**Dataset rows for apps and sites**
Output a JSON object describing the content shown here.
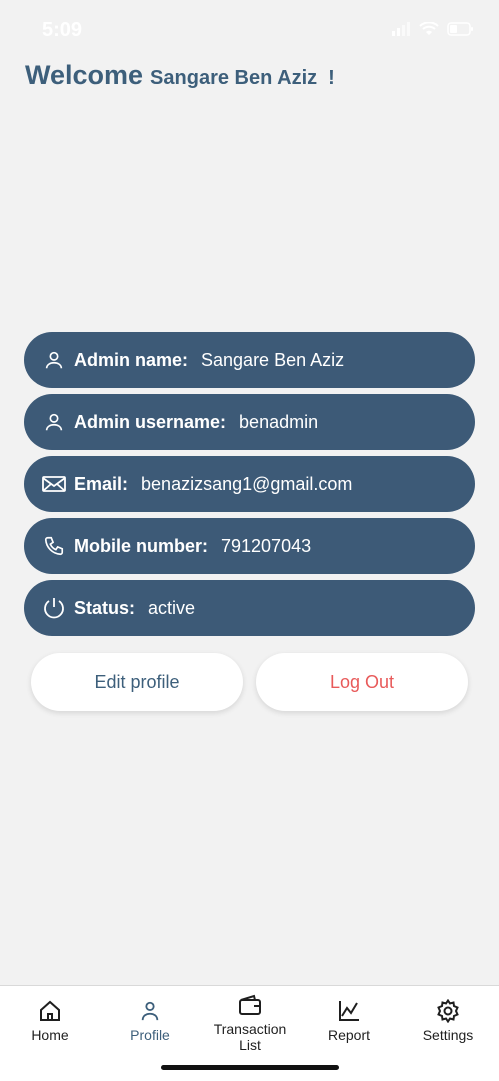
{
  "status_bar": {
    "time": "5:09"
  },
  "header": {
    "welcome_word": "Welcome",
    "user_name": "Sangare Ben Aziz",
    "exclaim": "!"
  },
  "profile": {
    "admin_name": {
      "label": "Admin name:",
      "value": "Sangare Ben Aziz",
      "icon": "person-icon"
    },
    "admin_username": {
      "label": "Admin username:",
      "value": "benadmin",
      "icon": "person-icon"
    },
    "email": {
      "label": "Email:",
      "value": "benazizsang1@gmail.com",
      "icon": "mail-icon"
    },
    "mobile": {
      "label": "Mobile number:",
      "value": "791207043",
      "icon": "phone-icon"
    },
    "status": {
      "label": "Status:",
      "value": "active",
      "icon": "power-icon"
    }
  },
  "actions": {
    "edit_profile": "Edit profile",
    "log_out": "Log Out"
  },
  "tab_bar": {
    "home": "Home",
    "profile": "Profile",
    "transaction_list": "Transaction List",
    "report": "Report",
    "settings": "Settings",
    "active_tab": "profile"
  },
  "colors": {
    "card_bg": "#3d5a77",
    "accent": "#3d5f7b",
    "logout": "#e85a5a",
    "background": "#f2f2f2"
  }
}
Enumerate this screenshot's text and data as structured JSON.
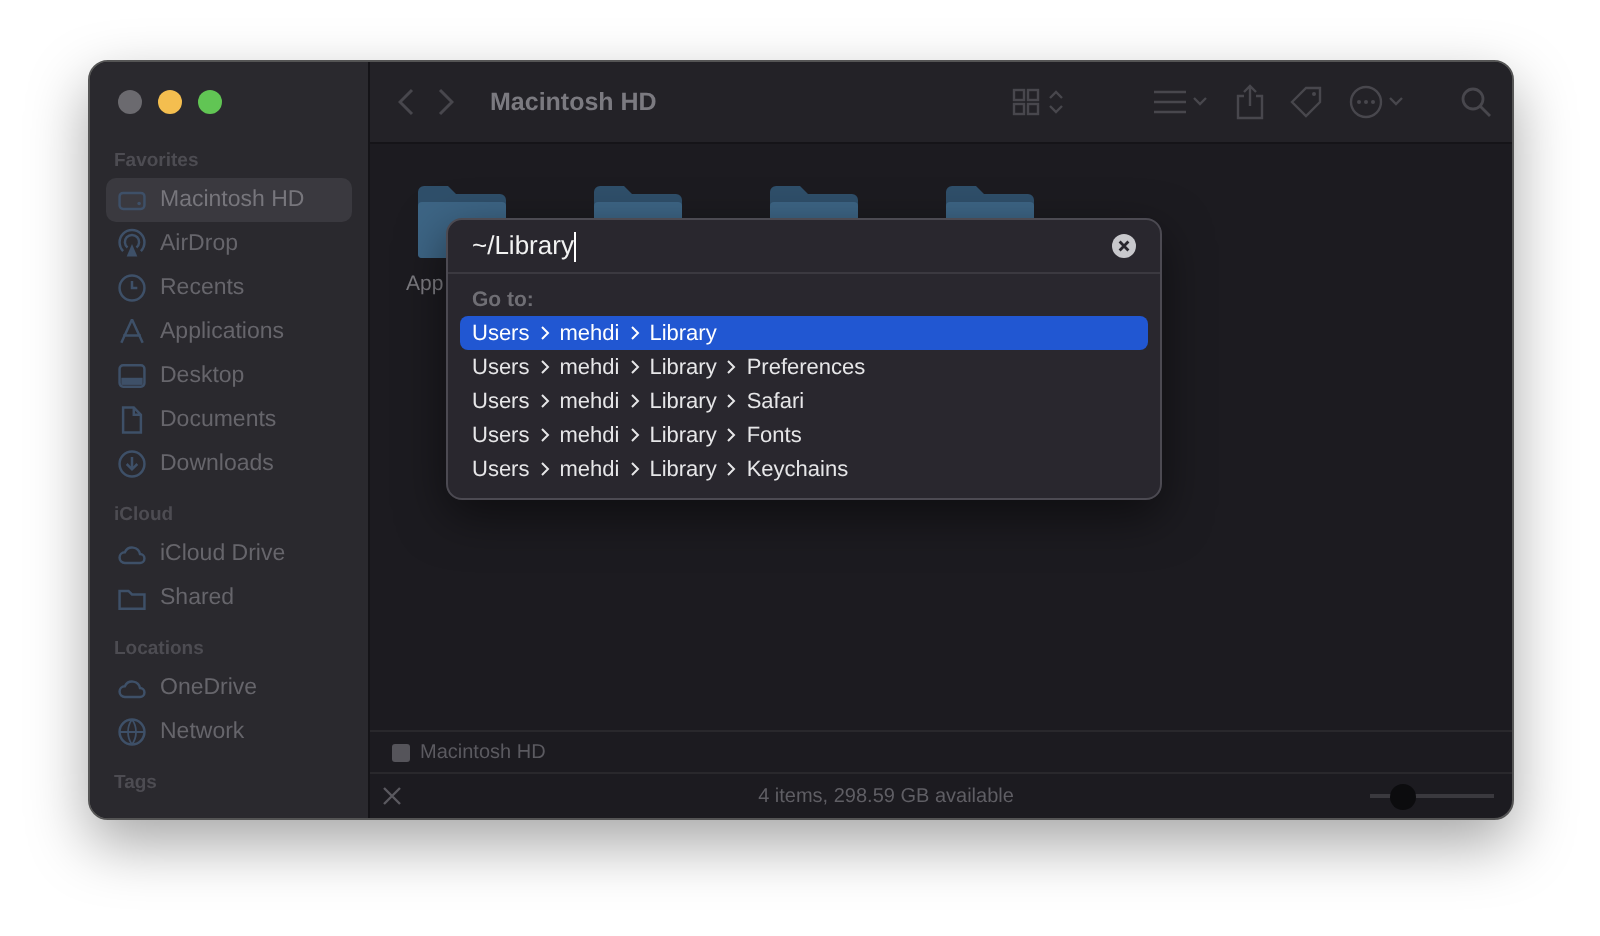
{
  "window": {
    "title": "Macintosh HD"
  },
  "sidebar": {
    "sections": [
      {
        "heading": "Favorites",
        "items": [
          {
            "label": "Macintosh HD",
            "selected": true
          },
          {
            "label": "AirDrop",
            "selected": false
          },
          {
            "label": "Recents",
            "selected": false
          },
          {
            "label": "Applications",
            "selected": false
          },
          {
            "label": "Desktop",
            "selected": false
          },
          {
            "label": "Documents",
            "selected": false
          },
          {
            "label": "Downloads",
            "selected": false
          }
        ]
      },
      {
        "heading": "iCloud",
        "items": [
          {
            "label": "iCloud Drive",
            "selected": false
          },
          {
            "label": "Shared",
            "selected": false
          }
        ]
      },
      {
        "heading": "Locations",
        "items": [
          {
            "label": "OneDrive",
            "selected": false
          },
          {
            "label": "Network",
            "selected": false
          }
        ]
      },
      {
        "heading": "Tags"
      }
    ]
  },
  "folders": [
    {
      "kind": "folder",
      "label": "App"
    },
    {
      "kind": "folder"
    },
    {
      "kind": "folder"
    },
    {
      "kind": "folder"
    }
  ],
  "go_to_dialog": {
    "value": "~/Library",
    "heading": "Go to:",
    "suggestions": [
      {
        "segments": [
          "Users",
          "mehdi",
          "Library"
        ],
        "selected": true
      },
      {
        "segments": [
          "Users",
          "mehdi",
          "Library",
          "Preferences"
        ],
        "selected": false
      },
      {
        "segments": [
          "Users",
          "mehdi",
          "Library",
          "Safari"
        ],
        "selected": false
      },
      {
        "segments": [
          "Users",
          "mehdi",
          "Library",
          "Fonts"
        ],
        "selected": false
      },
      {
        "segments": [
          "Users",
          "mehdi",
          "Library",
          "Keychains"
        ],
        "selected": false
      }
    ]
  },
  "path_bar": {
    "label": "Macintosh HD"
  },
  "status_bar": {
    "text": "4 items, 298.59 GB available",
    "zoom": {
      "level": 0.25
    }
  }
}
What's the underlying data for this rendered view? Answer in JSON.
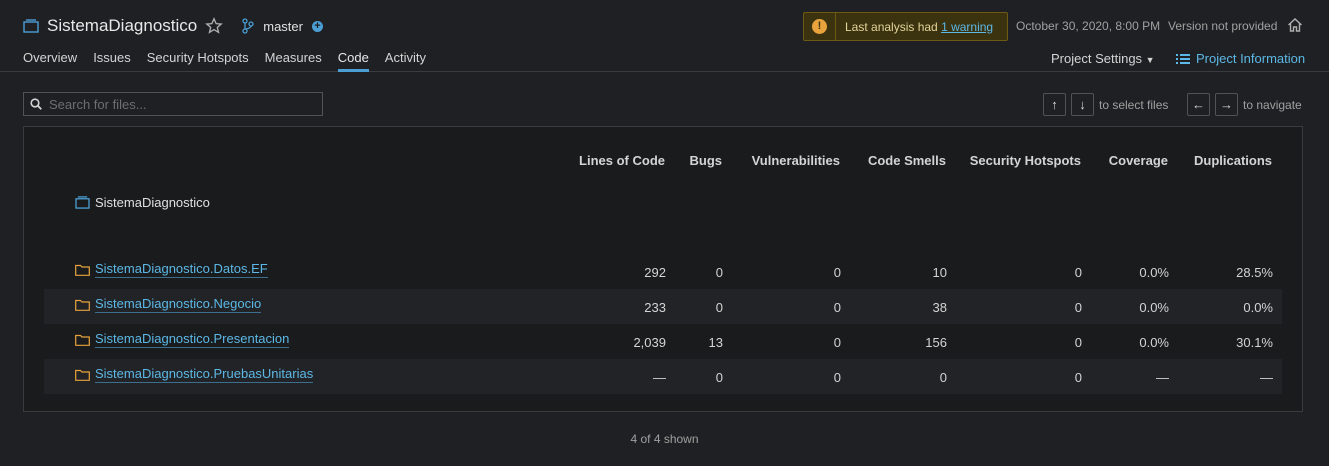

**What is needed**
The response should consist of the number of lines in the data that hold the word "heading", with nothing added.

**Answer to this problem**
5